“If we carry on as we are and fail to reverse the trend, there will be fewer than 350,000 births a year in 10 years’ time, 40 percent less than in 2010 — an apocalypse,” the minister, Beatrice Lorenzin, said in an interview with La Repubblica on Sunday.
“In five years we have lost more than 66,000 births (per year) — that is the equivalent of a city the size of Siena,” the minister added. “If we link this to the increasing number of old and chronically ill people, we have a picture of a moribund country.”
Italians love children, but the stereotypical image of parents surrounded by their large brood has been confined to history.
And the ‘baby bonus’ will do little to change that, Elisabetta Addis, an economist and demographics expert at the University of Sassari, told The Local.
Italian women give birth to 1.39 children on average, compared the 1.58 average across the EU.
One of the main things stopping them from having more is the drastically low rate of participation of women in the workforce.
“It’s 37 percent in Italy – the lowest in the EU other than Malta,” said Addis.
“The EU average is about 67-70 percent, while the target for all states is 60 percent.
“In the south, where it’s like the 1950s, it’s even worse.”
Meanwhile, Italy’s unemployment rate – at 11.4 percent – still remains one of the highest in Europe, despite dipping slightly over the last few months, and salaries have hardly changed for almost 20 years.
“There is no guarantee of an income for citizens; and most will not think about starting a family unless they have a job.
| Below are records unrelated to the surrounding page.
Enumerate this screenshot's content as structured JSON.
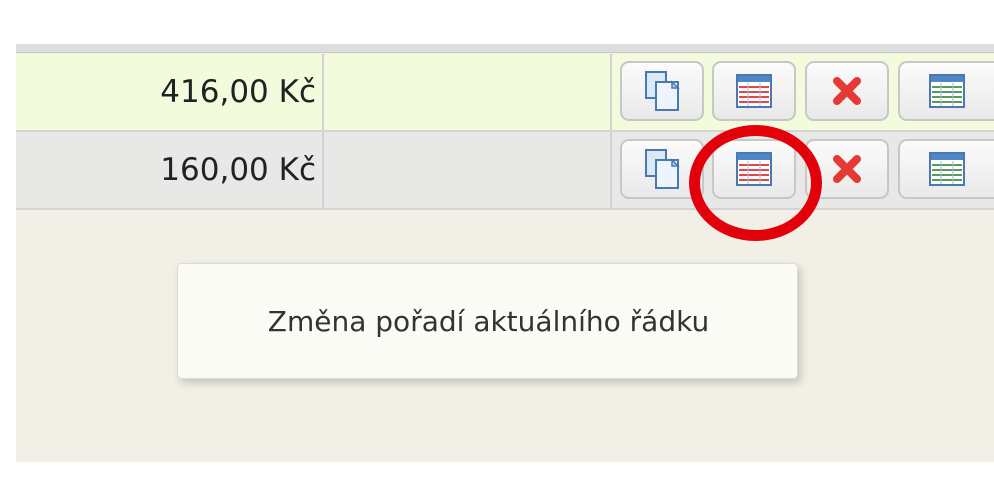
{
  "rows": [
    {
      "amount": "416,00 Kč"
    },
    {
      "amount": "160,00 Kč"
    }
  ],
  "actions": {
    "copy": {
      "icon": "copy-icon"
    },
    "reorder": {
      "icon": "table-reorder-icon"
    },
    "delete": {
      "icon": "delete-x-icon"
    },
    "detail": {
      "icon": "table-detail-icon"
    }
  },
  "tooltip": {
    "text": "Změna pořadí aktuálního řádku"
  },
  "colors": {
    "row_highlight": "#f2fbdc",
    "row_normal": "#e8e8e6",
    "delete": "#e53935",
    "annotation": "#e2000a"
  }
}
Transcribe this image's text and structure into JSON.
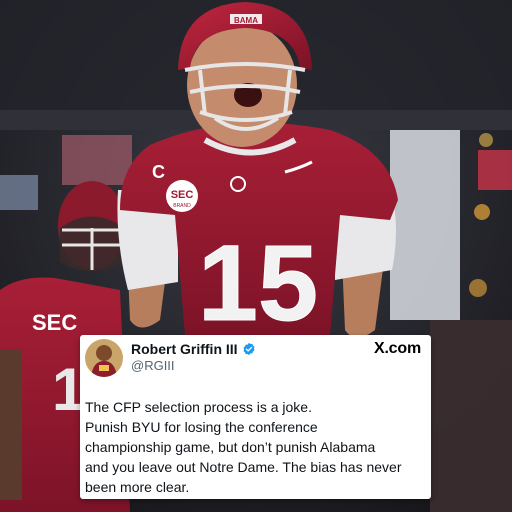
{
  "photo": {
    "jersey_number": "15",
    "captain_patch": "C",
    "helmet_text": "BAMA",
    "patch_text": "SEC",
    "patch_subtext": "BRAND",
    "second_player_number": "1"
  },
  "post": {
    "display_name": "Robert Griffin III",
    "handle": "@RGIII",
    "brand": "X.com",
    "verified_icon": "verified-badge-icon",
    "text_lines": [
      "The CFP selection process is a joke.",
      "Punish BYU for losing the conference",
      "championship game, but don’t punish Alabama",
      "and you leave out Notre Dame. The bias has never",
      "been more clear."
    ]
  },
  "colors": {
    "crimson": "#9e1b32",
    "verified_blue": "#1d9bf0",
    "card_bg": "#ffffff"
  }
}
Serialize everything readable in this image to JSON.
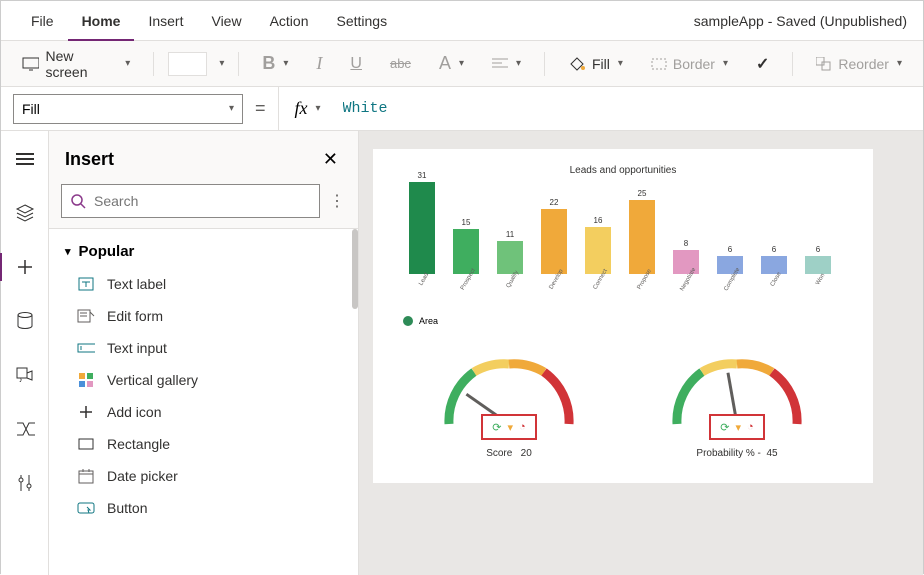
{
  "app_title": "sampleApp - Saved (Unpublished)",
  "menu": {
    "file": "File",
    "home": "Home",
    "insert": "Insert",
    "view": "View",
    "action": "Action",
    "settings": "Settings"
  },
  "ribbon": {
    "new_screen": "New screen",
    "fill": "Fill",
    "border": "Border",
    "reorder": "Reorder"
  },
  "formula": {
    "property": "Fill",
    "value": "White"
  },
  "panel": {
    "title": "Insert",
    "search_placeholder": "Search",
    "group": "Popular",
    "items": [
      "Text label",
      "Edit form",
      "Text input",
      "Vertical gallery",
      "Add icon",
      "Rectangle",
      "Date picker",
      "Button"
    ]
  },
  "chart_data": {
    "type": "bar",
    "title": "Leads and opportunities",
    "categories": [
      "Lead",
      "Prospect",
      "Qualify",
      "Develop",
      "Connect",
      "Propose",
      "Negotiate",
      "Complete",
      "Close",
      "Won"
    ],
    "values": [
      31,
      15,
      11,
      22,
      16,
      25,
      8,
      6,
      6,
      6
    ],
    "colors": [
      "#1f8a4c",
      "#3fae5f",
      "#6fc27a",
      "#f0a93a",
      "#f3ce5f",
      "#f0a93a",
      "#e298c1",
      "#8aa7e0",
      "#8aa7e0",
      "#9ed0c6"
    ],
    "legend": "Area",
    "ylim": [
      0,
      32
    ]
  },
  "gauges": [
    {
      "label": "Score",
      "value": 20,
      "angle": -55
    },
    {
      "label": "Probability %  -",
      "value": 45,
      "angle": -10
    }
  ]
}
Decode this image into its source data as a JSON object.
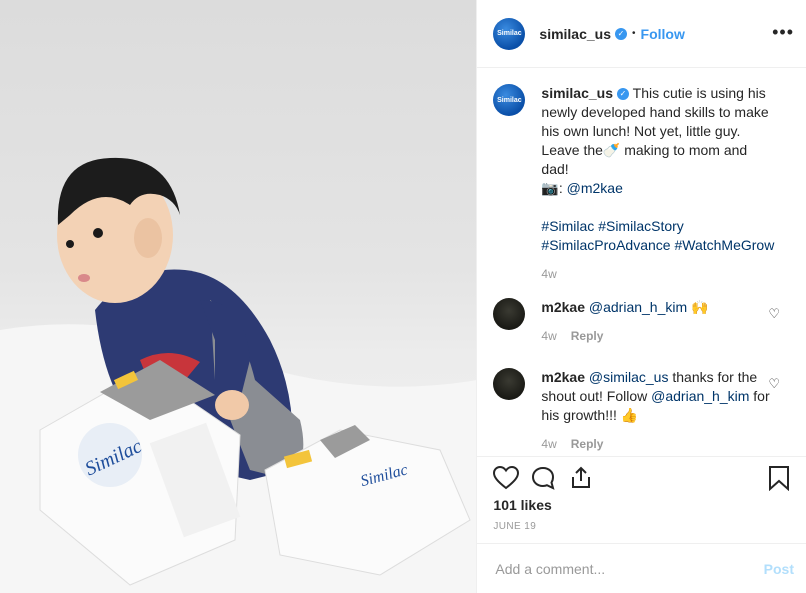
{
  "header": {
    "avatar_text": "Similac",
    "username": "similac_us",
    "separator": "•",
    "follow_label": "Follow",
    "more_label": "•••"
  },
  "caption": {
    "avatar_text": "Similac",
    "username": "similac_us",
    "text1": "This cutie is using his newly developed hand skills to make his own lunch! Not yet, little guy. Leave the",
    "bottle": "🍼",
    "text2": "making to mom and dad!",
    "camera": "📷",
    "colon": ":",
    "mention": "@m2kae",
    "hashtags1": "#Similac #SimilacStory",
    "hashtags2": "#SimilacProAdvance #WatchMeGrow",
    "time": "4w"
  },
  "comments": [
    {
      "username": "m2kae",
      "mention": "@adrian_h_kim",
      "text": "",
      "emoji": "🙌",
      "time": "4w",
      "reply": "Reply"
    },
    {
      "username": "m2kae",
      "mention": "@similac_us",
      "text": "thanks for the shout out! Follow",
      "mention2": "@adrian_h_kim",
      "text2": "for his growth!!!",
      "emoji": "👍",
      "time": "4w",
      "reply": "Reply"
    }
  ],
  "likes": "101 likes",
  "date": "JUNE 19",
  "add_comment": {
    "placeholder": "Add a comment...",
    "post_label": "Post"
  },
  "colors": {
    "accent": "#3897f0",
    "mention": "#003569",
    "brand": "#0a4fa8"
  }
}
A woman who would like to have a child in Italy could very well become fully dependent on the salary of the father.”
The €80 bonus is currently payable only for babies born between January 1st 2015 and December 31st 2017 up to their third birthdays.
Lorenzin wants to expand eligibility to all under-threes (thereby including those born before 2015) and to extend the provision for an additional three years, covering all babies born up until the end of 2020.
Higher-income families, those with taxable earnings of more than €25,000 per year, are not eligible for the scheme, excluding about a third of parents.
The allowances are paid at higher rates for the poorest — those declaring less than €7,000 a year to the taxman.
Under the new proposals, the payment for second and subsequent children would be €240/month for average families and €400/month for the poorest.
But compared to countries like France, little has been done to stimulate the birth rate in other ways, such as giving women with children the flexibility to work and assistance with child care.
With children finishing school in most places at around lunchtime, the Italian school system also does little to accommodate working parents, while the cost of nursery care is high.
“A ‘baby bonus’ might help families in financial distress but there is no correlation between giving out money and the birth rate, but there is a correlation between the range of services provided and people having more children,” Addis said.
“Having children is a long-term project. Schools could be kept open until 6pm, freeing up a woman’s time so that she can work, and there should be continual help and assistance while the children are young.”